The case for the Tamworth Street site seems to consist of the place names in that area (Castle Dyke, Castle Field (historic)) and (rather tenuously) a large amount of ox bones dug up in the 1800s in nearby ‘Oxenbury Field’ that were said to be the remains of Richard’s Christmas feast. It seems traces of old stonework found in this area were locally considered proof of a castle here but a report by the South Staffordshire Archaeological & Historical Society (SSAHS) discounts these as merely the cellars of domestic buildings.
English Heritage’s description of Lichfield Castle on Pastscape also says that no evidence was found by field investigators in the Tamworth St area, in 1958 or 1974. One explanation given to the placenames found in the area, is that they relate to an Anglo-Saxon fort on Borrowcop Hill. The description also includes the opinion of a Phillip Davis* on the matter “There is some doubt as to whether a castle existed in Lichfield. However, the tradition of a castle in the town is a very strong one. My personal view is that there was a timber castle of some sort in the town in the early 12th century (probably started at the same time as Tamworth and Stafford, i.e. circa 1070) but that the work by Clinton was probably done on the Cathedral Close, and the castle was basically defunct at this time.”
So, it seems there could have been two castles, with references to each becoming confused and muddled over the years.It seems the castle relating to King Richard was the fortified Close and there may also have been an Anglo-Saxon castle.As ever, this raises more questions.Why did the original Lichfield Castle vanish, yet Tamworth’s and Stafford’s castles still stand strong today?Was it abandoned after the fortification of the Close or before?
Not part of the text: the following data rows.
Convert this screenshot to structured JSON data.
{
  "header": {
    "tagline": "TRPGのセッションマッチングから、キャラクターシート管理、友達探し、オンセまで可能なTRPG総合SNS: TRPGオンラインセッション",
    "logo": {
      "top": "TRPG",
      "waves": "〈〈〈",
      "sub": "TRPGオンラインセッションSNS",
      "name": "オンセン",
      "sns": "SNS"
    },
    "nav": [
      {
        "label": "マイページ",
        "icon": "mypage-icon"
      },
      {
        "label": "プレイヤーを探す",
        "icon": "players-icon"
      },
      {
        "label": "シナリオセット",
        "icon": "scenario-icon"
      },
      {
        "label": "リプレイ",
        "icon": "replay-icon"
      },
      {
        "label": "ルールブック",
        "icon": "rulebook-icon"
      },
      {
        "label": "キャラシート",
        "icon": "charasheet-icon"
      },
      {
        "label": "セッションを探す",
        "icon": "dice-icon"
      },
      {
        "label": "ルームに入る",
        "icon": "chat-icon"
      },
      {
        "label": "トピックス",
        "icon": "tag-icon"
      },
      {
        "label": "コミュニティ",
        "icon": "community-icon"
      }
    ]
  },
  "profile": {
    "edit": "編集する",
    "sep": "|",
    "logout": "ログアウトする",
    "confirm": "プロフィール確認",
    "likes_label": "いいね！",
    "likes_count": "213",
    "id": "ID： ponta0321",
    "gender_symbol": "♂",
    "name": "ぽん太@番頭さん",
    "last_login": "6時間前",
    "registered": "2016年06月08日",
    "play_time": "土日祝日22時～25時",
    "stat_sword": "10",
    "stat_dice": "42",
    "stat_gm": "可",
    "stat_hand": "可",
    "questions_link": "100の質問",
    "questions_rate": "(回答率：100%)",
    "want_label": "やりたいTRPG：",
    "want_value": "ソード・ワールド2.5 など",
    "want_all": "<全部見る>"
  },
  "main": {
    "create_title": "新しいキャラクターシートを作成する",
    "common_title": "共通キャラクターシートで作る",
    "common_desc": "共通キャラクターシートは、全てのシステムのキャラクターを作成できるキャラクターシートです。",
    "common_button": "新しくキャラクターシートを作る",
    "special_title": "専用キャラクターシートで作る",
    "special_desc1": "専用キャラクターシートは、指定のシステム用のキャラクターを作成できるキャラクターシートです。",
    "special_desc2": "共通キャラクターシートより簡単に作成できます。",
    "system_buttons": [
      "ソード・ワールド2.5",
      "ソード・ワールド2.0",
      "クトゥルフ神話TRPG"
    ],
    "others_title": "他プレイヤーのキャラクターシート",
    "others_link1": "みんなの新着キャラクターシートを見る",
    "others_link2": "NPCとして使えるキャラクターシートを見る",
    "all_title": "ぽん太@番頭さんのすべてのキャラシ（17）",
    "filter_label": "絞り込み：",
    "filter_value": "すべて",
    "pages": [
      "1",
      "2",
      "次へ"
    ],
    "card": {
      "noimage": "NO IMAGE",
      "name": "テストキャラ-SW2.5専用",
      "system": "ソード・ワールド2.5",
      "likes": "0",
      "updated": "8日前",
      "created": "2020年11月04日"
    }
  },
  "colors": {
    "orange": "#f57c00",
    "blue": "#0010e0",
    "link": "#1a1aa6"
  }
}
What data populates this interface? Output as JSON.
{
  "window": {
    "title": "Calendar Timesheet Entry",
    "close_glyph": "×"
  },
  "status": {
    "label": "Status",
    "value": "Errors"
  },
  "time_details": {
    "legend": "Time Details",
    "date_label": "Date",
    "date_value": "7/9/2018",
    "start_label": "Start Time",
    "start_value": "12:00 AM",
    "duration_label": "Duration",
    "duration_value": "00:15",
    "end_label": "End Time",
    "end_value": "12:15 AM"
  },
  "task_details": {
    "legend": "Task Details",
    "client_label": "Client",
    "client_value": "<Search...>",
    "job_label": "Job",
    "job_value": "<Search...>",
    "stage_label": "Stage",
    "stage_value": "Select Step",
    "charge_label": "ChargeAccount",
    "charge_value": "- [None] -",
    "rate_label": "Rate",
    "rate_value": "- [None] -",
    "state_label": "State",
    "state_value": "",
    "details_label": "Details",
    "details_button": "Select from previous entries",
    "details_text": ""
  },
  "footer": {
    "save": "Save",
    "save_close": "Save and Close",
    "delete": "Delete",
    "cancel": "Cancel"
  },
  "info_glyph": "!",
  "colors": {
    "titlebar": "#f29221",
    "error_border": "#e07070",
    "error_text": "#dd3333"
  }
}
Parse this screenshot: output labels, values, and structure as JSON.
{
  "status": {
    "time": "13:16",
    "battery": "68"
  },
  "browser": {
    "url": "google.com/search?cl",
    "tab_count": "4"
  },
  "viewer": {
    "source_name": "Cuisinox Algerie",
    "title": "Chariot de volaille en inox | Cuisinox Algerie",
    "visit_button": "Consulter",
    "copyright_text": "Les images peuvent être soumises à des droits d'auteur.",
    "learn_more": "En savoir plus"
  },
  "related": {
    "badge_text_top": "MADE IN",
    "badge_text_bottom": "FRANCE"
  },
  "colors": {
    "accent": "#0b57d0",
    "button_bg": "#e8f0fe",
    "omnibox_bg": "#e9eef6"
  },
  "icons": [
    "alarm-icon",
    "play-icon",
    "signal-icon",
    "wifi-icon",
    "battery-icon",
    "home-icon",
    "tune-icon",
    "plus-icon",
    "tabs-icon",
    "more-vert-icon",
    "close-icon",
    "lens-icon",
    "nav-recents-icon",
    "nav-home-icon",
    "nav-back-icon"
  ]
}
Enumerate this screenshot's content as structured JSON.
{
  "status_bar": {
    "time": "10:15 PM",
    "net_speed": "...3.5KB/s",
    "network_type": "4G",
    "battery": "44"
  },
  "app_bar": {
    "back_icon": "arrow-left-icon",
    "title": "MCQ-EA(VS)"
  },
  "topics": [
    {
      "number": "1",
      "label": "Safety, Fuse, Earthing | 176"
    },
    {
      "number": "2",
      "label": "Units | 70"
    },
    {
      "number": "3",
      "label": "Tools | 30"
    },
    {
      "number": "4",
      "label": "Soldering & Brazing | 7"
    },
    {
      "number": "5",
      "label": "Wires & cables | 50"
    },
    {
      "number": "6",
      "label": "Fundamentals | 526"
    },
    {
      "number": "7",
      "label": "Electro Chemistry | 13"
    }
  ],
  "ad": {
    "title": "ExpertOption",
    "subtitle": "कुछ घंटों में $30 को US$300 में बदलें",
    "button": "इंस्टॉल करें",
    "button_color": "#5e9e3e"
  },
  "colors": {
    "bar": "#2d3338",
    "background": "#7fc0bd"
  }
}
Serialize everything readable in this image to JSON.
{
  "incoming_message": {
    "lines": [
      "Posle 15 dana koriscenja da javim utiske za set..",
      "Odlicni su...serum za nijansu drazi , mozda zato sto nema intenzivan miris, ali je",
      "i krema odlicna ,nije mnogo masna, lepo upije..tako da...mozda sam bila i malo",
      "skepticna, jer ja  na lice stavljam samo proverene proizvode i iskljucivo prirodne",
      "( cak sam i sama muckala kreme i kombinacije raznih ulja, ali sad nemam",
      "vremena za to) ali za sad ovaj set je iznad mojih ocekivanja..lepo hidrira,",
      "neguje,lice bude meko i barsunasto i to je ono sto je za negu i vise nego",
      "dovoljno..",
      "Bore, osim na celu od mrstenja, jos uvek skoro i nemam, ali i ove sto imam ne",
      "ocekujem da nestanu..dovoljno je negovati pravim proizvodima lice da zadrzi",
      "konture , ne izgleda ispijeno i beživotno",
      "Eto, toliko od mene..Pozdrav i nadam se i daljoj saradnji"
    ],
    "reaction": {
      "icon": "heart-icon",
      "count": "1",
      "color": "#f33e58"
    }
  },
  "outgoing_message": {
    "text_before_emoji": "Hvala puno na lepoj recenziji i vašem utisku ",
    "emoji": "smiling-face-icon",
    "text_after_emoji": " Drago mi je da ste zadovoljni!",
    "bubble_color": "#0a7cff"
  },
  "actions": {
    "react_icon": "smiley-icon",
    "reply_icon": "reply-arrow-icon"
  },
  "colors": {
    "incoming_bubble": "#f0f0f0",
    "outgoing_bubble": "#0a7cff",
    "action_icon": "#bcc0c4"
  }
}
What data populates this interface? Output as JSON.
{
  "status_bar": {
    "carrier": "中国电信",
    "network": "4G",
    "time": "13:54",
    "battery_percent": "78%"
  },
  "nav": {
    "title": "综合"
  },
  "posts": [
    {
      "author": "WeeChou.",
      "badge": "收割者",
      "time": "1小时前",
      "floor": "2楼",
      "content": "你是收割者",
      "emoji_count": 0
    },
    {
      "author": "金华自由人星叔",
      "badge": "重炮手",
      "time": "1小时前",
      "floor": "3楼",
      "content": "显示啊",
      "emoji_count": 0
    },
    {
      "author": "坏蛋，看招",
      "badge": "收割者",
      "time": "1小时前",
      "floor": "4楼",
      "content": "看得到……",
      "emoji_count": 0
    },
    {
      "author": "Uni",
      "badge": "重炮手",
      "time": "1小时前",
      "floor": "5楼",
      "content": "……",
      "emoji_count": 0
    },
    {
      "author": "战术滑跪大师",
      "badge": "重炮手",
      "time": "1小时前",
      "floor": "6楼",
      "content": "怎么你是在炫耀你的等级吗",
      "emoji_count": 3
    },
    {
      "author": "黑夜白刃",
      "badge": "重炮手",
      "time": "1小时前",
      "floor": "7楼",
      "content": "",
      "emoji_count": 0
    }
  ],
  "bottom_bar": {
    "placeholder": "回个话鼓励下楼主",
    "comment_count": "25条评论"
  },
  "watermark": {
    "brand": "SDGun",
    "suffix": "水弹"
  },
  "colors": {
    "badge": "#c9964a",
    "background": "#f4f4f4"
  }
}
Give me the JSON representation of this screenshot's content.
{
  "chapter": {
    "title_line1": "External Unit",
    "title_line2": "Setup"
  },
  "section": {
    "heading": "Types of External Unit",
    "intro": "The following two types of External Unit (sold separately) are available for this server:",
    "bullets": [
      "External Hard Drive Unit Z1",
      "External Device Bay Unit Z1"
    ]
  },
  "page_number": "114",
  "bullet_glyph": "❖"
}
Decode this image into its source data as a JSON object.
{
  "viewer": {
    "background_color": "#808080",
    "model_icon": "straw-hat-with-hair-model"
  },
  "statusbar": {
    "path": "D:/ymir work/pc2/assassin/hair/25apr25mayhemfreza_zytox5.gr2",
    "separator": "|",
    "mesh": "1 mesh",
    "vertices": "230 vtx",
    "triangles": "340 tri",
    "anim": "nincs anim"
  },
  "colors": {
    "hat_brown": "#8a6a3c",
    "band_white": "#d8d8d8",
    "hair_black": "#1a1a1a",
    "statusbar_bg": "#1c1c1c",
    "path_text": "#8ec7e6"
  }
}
Did it stand on Borrowcop Hill?The mystery of Lichfield Castle continues….
*I’m assuming this is the same Phillip Davis from The Gatehouse Website
Lichfield Close in the Middle Ages by William Beresford
The Reliquary and illustrated archaeologist vol 7
The Itinerary of John Leland in or about the years 1535-1543.
Lichfield: The cathedral close’, A History of the County of Stafford: Volume 14: Lichfield
SSAHS Transactions (1981-82)
Lichfield Archaeology & Development by Jim Gould FSA
History and Antiquity of the Church and City of Lichfield by Thomas Harwood
Erdeswick’s Survey of Staffordshire